Material supplied
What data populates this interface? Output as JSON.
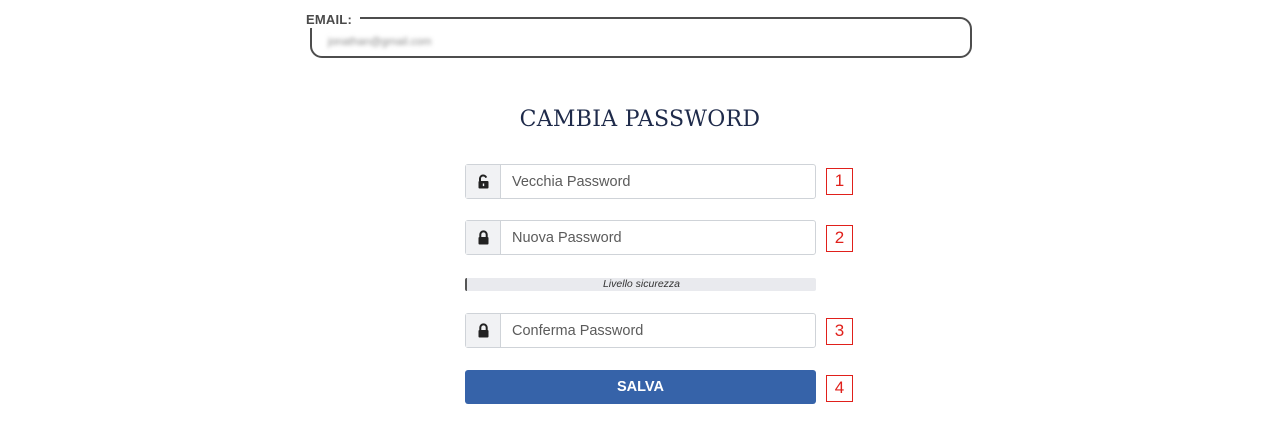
{
  "email": {
    "label": "EMAIL:",
    "value": "jonathan@gmail.com"
  },
  "title": "CAMBIA PASSWORD",
  "fields": {
    "old_password": {
      "placeholder": "Vecchia Password",
      "icon": "unlock-icon"
    },
    "new_password": {
      "placeholder": "Nuova Password",
      "icon": "lock-icon"
    },
    "confirm_password": {
      "placeholder": "Conferma Password",
      "icon": "lock-icon"
    }
  },
  "strength": {
    "label": "Livello sicurezza",
    "level": 0
  },
  "save_button": {
    "label": "SALVA"
  },
  "markers": [
    "1",
    "2",
    "3",
    "4"
  ],
  "colors": {
    "button": "#3663a9",
    "marker": "#e0201b",
    "title": "#1e2a4a"
  }
}
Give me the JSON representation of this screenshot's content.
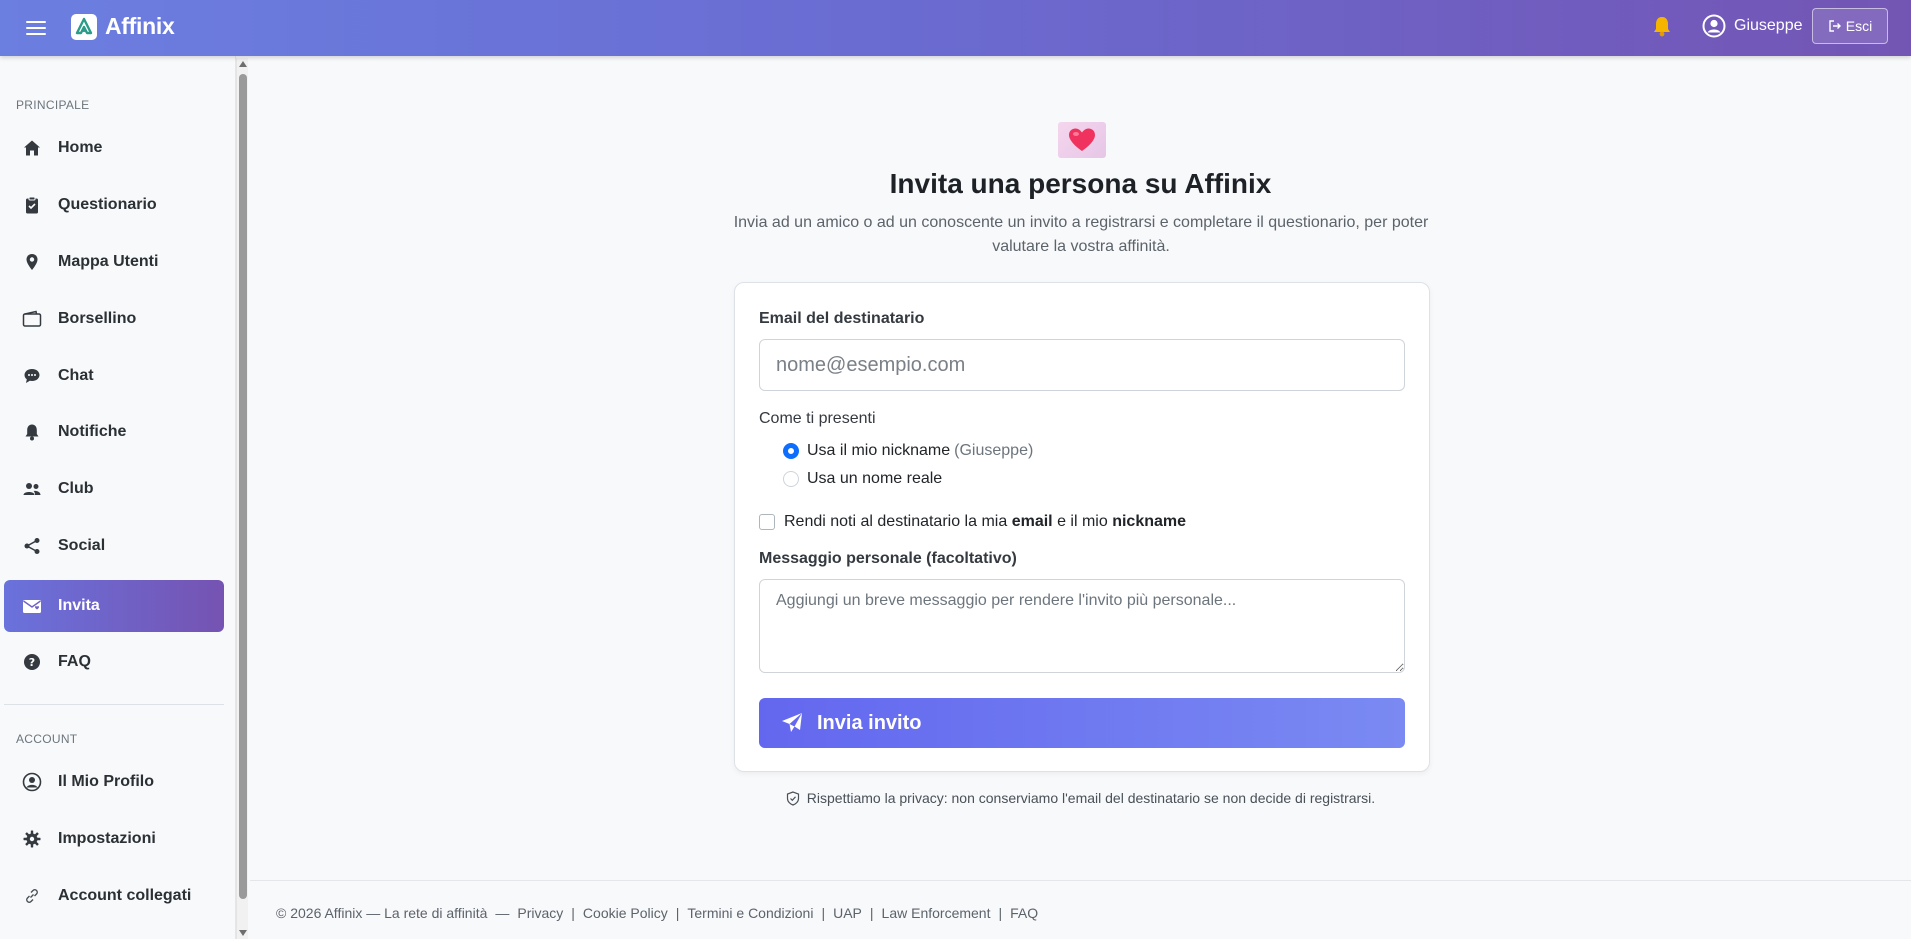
{
  "header": {
    "brand": "Affinix",
    "user_name": "Giuseppe",
    "logout_label": "Esci",
    "icons": [
      "menu-icon",
      "brand-logo-icon",
      "bell-icon",
      "user-circle-icon",
      "logout-icon"
    ],
    "gradient_colors": [
      "#6b7fe0",
      "#7355b4"
    ]
  },
  "sidebar": {
    "section_main": "PRINCIPALE",
    "section_account": "ACCOUNT",
    "items": [
      {
        "label": "Home",
        "icon": "home-icon"
      },
      {
        "label": "Questionario",
        "icon": "clipboard-icon"
      },
      {
        "label": "Mappa Utenti",
        "icon": "map-pin-icon"
      },
      {
        "label": "Borsellino",
        "icon": "wallet-icon"
      },
      {
        "label": "Chat",
        "icon": "chat-icon"
      },
      {
        "label": "Notifiche",
        "icon": "bell-icon"
      },
      {
        "label": "Club",
        "icon": "people-icon"
      },
      {
        "label": "Social",
        "icon": "share-icon"
      },
      {
        "label": "Invita",
        "icon": "envelope-heart-icon",
        "active": true
      },
      {
        "label": "FAQ",
        "icon": "question-circle-icon"
      }
    ],
    "account_items": [
      {
        "label": "Il Mio Profilo",
        "icon": "user-circle-icon"
      },
      {
        "label": "Impostazioni",
        "icon": "gear-icon"
      },
      {
        "label": "Account collegati",
        "icon": "link-icon"
      }
    ]
  },
  "main": {
    "title": "Invita una persona su Affinix",
    "subtitle": "Invia ad un amico o ad un conoscente un invito a registrarsi e completare il questionario, per poter valutare la vostra affinità.",
    "form": {
      "email_label": "Email del destinatario",
      "email_placeholder": "nome@esempio.com",
      "presentation_label": "Come ti presenti",
      "radio_nickname": "Usa il mio nickname",
      "radio_nickname_hint": "(Giuseppe)",
      "radio_realname": "Usa un nome reale",
      "checkbox_prefix": "Rendi noti al destinatario la mia",
      "checkbox_email": "email",
      "checkbox_and": "e il mio",
      "checkbox_nickname": "nickname",
      "message_label": "Messaggio personale (facoltativo)",
      "message_placeholder": "Aggiungi un breve messaggio per rendere l'invito più personale...",
      "submit_label": "Invia invito"
    },
    "privacy_note": "Rispettiamo la privacy: non conserviamo l'email del destinatario se non decide di registrarsi."
  },
  "footer": {
    "copyright": "© 2026 Affinix — La rete di affinità",
    "dash": "—",
    "links": [
      "Privacy",
      "Cookie Policy",
      "Termini e Condizioni",
      "UAP",
      "Law Enforcement",
      "FAQ"
    ]
  }
}
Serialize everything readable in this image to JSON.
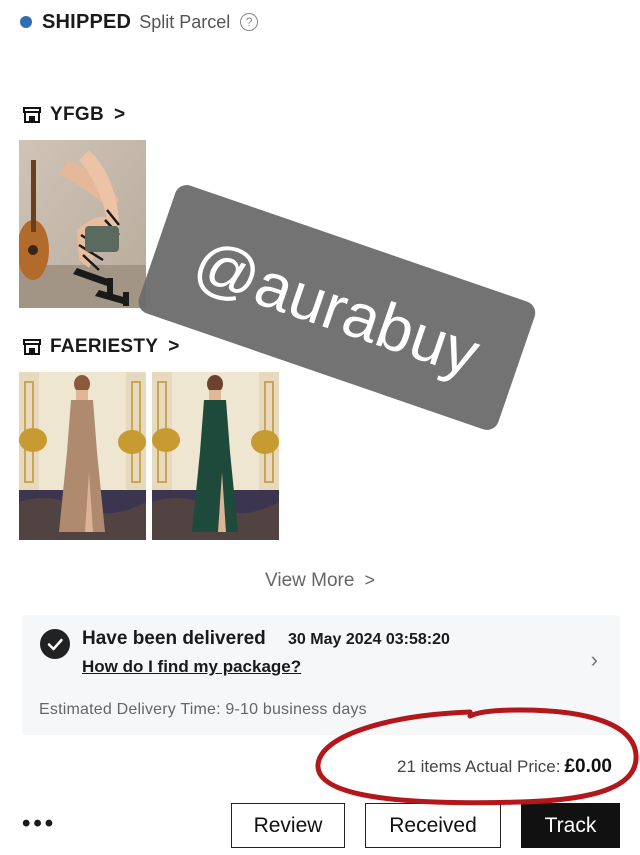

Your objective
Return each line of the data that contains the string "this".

Answer to the problem
What data populates this interface? Output as JSON.
Give me the JSON representation of this screenshot's content.
Serialize everything readable in this image to JSON.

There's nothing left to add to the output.